I got an email out of the blue this past Monday. Well, not really “out of the blue.” It was from somebody I know. But it was unexpected, nonetheless.
It came from Abigail (not her real name), a small business owner and woman I’ve known for at least ten years. Maybe closer to fifteen.
We live in the same town but rarely bump into each other. And yet our paths intersect here and there. I’ve had coffee with her mom. She hired my daughter as an intern one summer. Our sons play lacrosse.
And so a couple of weeks ago, we got together for coffee at the local Starbucks. No agenda, and no explicit purpose other than to shoot the breeze for an hour.
Among other things, she mentioned that her company was rebranding.
Among other things, I mentioned that as part of the range of “marketing stuff” I do for clients, writing is my primary skill and passion.
And that was it. Have a great day; see you again soon. Until Monday. That’s when she wrote this:
So, as I mentioned and in coincidence … we are working on our website and are seeking support on editorial copy. I am wondering if you would be interested in talking to us about joining our team for this endeavor? Let me know what you think.
What do I think? I think absolutely.
Casual coffee catch-ups and endless possibilities
Abigail is more or less the embodiment of my perfect client: Smart, successful, powerful, female, relationship-oriented, knows her small business inside and out and is in it for more than just the money.
So here are a few things I’d like you to notice:
I didn’t have an ulterior motive
I wasn’t trying to get hired on the day we met. I was just looking for a cup of coffee and some conversation. But, because we connected on a personal level and have stayed in touch over time, I came to mind when her website project came up.
Coincidence? Sure, she even said so in her email. But coincidence and dumb luck are not the same things. If you stay in touch with enough people regularly, some of them are going to refer or hire you.
Likability matters, like it or not
Likability matters way more than most of us are willing to admit. People hire people they know and like (or who are referred to them by people they know and like). Am I the best writer on Planet Earth? Well, as it turns out, I am. But she doesn’t know that (yet). Getting hired as a professional is not a meritocracy. Yes, you have to be good. But, as important, you have to be somebody other people want to be around.
I don’t have to be a sales guru
I don’t need to be particularly skilled at selling. Look again at the email she wrote: “I’m wondering if you would be interested in talking to us…?” At this point, as long as we agree on the specifics of the project, it will happen.
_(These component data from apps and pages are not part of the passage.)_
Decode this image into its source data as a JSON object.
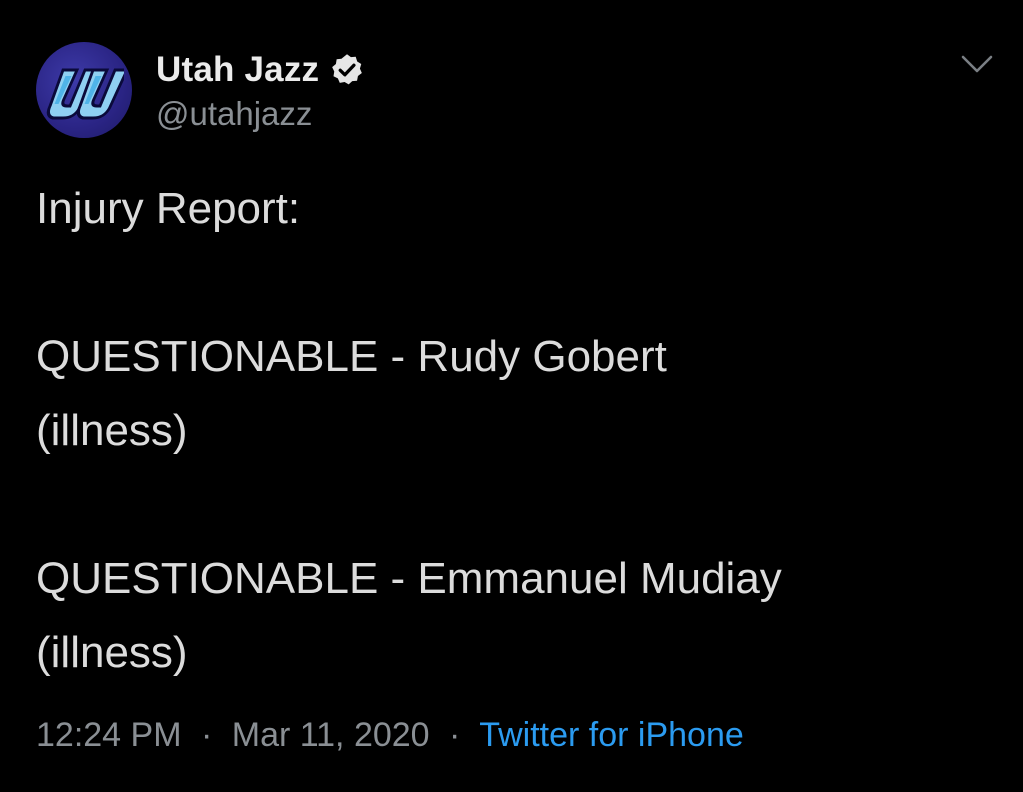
{
  "account": {
    "display_name": "Utah Jazz",
    "handle": "@utahjazz",
    "verified": true,
    "avatar_icon": "utah-jazz-logo",
    "avatar_color": "#2a2484"
  },
  "tweet": {
    "lines": [
      "Injury Report:",
      "",
      "QUESTIONABLE - Rudy Gobert",
      "(illness)",
      "",
      "QUESTIONABLE - Emmanuel Mudiay",
      "(illness)"
    ]
  },
  "meta": {
    "time": "12:24 PM",
    "separator": "·",
    "date": "Mar 11, 2020",
    "source": "Twitter for iPhone",
    "source_color": "#2b9bf0"
  },
  "icons": {
    "verified": "verified-badge-icon",
    "menu": "chevron-down-icon"
  }
}
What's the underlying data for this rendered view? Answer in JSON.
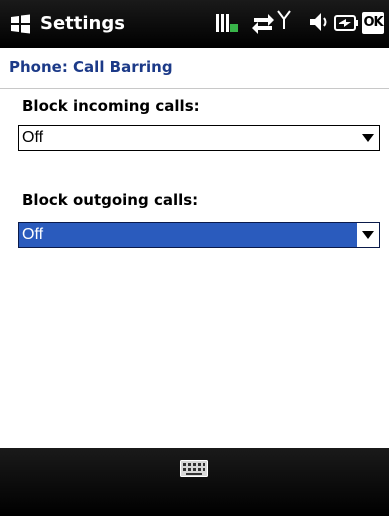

We already like and need each other.
Compare that to cold calling somebody who’s never heard of you and probably doesn’t even want what you’re selling. It’s not even in the same solar system as the conversation I’m having with Abigail.
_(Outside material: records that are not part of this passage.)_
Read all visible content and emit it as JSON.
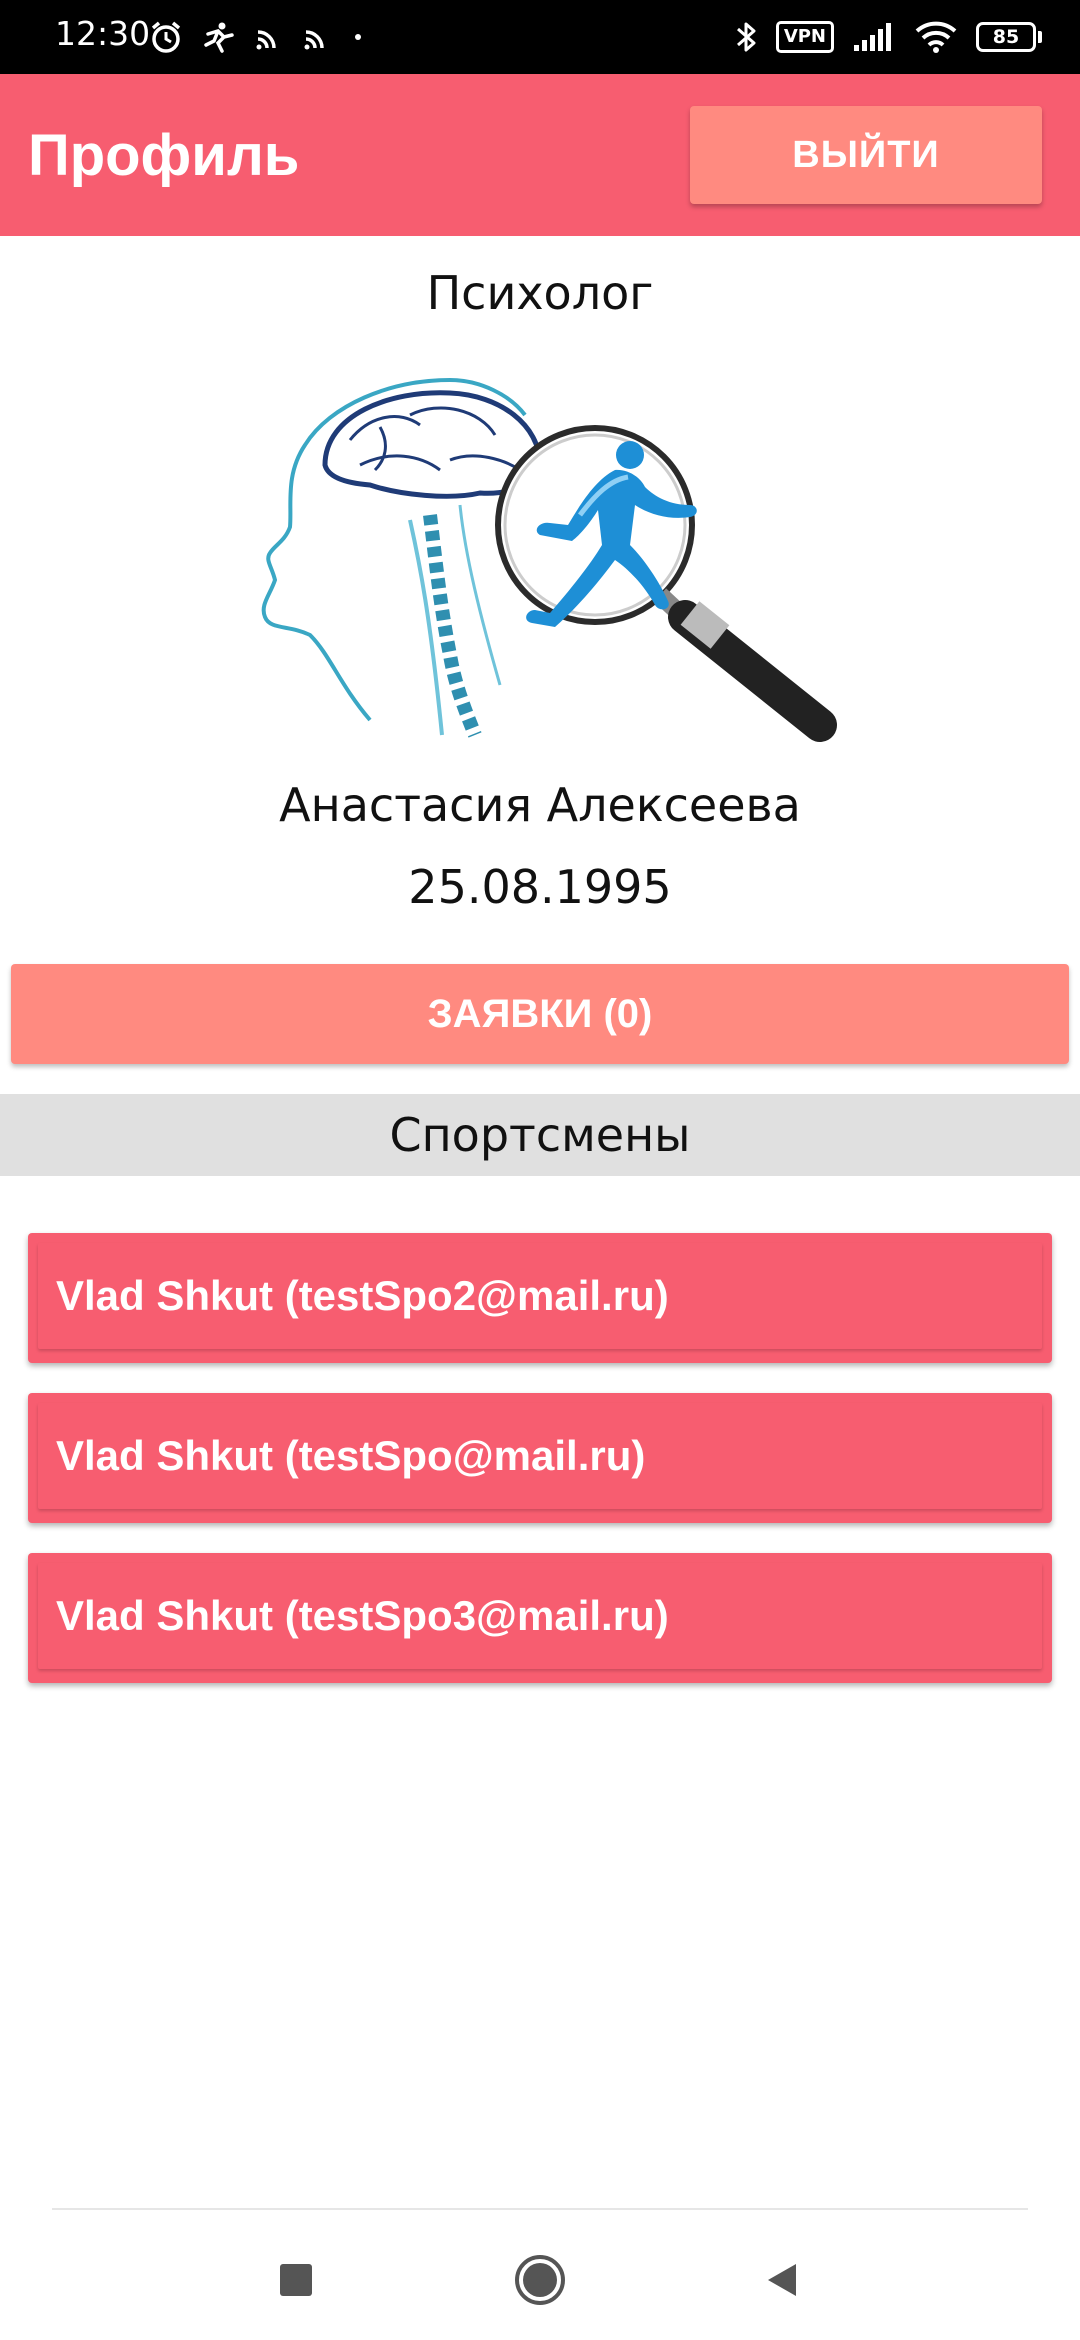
{
  "status_bar": {
    "time": "12:30",
    "vpn": "VPN",
    "battery": "85"
  },
  "app_bar": {
    "title": "Профиль",
    "logout_label": "ВЫЙТИ"
  },
  "profile": {
    "role": "Психолог",
    "name": "Анастасия Алексеева",
    "birth_date": "25.08.1995"
  },
  "requests_button": "ЗАЯВКИ (0)",
  "athletes": {
    "header": "Спортсмены",
    "items": [
      {
        "label": "Vlad Shkut (testSpo2@mail.ru)"
      },
      {
        "label": "Vlad Shkut (testSpo@mail.ru)"
      },
      {
        "label": "Vlad Shkut (testSpo3@mail.ru)"
      }
    ]
  },
  "colors": {
    "primary": "#f75d70",
    "accent": "#ff8a80",
    "section_bg": "#e0e0e0"
  },
  "icons": {
    "nav": [
      "recents-square-icon",
      "home-circle-icon",
      "back-triangle-icon"
    ]
  }
}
The secret to becoming a likable expert
My overall marketing philosophy is simple:
“Stay in front of the people you know, over and over again, in a way that positions you as a likable expert.”
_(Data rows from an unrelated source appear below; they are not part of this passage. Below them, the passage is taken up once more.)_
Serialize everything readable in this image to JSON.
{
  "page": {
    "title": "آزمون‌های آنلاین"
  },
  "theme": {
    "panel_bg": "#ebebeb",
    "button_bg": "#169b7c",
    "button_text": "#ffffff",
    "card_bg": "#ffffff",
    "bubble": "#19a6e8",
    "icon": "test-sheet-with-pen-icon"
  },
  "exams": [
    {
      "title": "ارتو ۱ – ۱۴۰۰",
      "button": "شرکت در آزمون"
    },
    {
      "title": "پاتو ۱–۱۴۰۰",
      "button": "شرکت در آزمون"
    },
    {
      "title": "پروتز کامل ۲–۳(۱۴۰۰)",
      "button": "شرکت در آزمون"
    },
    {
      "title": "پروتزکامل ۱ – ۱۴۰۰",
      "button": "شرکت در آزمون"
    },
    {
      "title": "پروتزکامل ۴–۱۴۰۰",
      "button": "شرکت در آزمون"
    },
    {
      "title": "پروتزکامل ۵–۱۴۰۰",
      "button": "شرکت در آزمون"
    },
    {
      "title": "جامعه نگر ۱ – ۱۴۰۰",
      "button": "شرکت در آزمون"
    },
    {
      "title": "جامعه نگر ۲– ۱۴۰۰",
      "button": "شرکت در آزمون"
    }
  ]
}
It’s simple to do. Which is also why, I suppose, it’s easy to overlook.
But I can promise you this. If you create a marketing approach focused on expert positioning, likeability, and relationship building, you’ll get more than your fair share of emails that begin with, “I’m wondering if you’d be interested in talking to us…?”
Michael Katz is Founder and Chief Penguin of Blue Penguin Development. He specializes in helping professional service providers talk about their work in a way that is clear and compelling. Sign up for his free newsletter, The Likeable Expert Gazette, here.
© YFS Magazine. All Rights Reserved. Copying prohibited. All material is protected by U.S. and international copyright laws. Unauthorized reproduction or distribution of this material is prohibited. Sharing of this material under Attribution-NonCommercial-NoDerivatives 4.0 International terms, listed here, is permitted.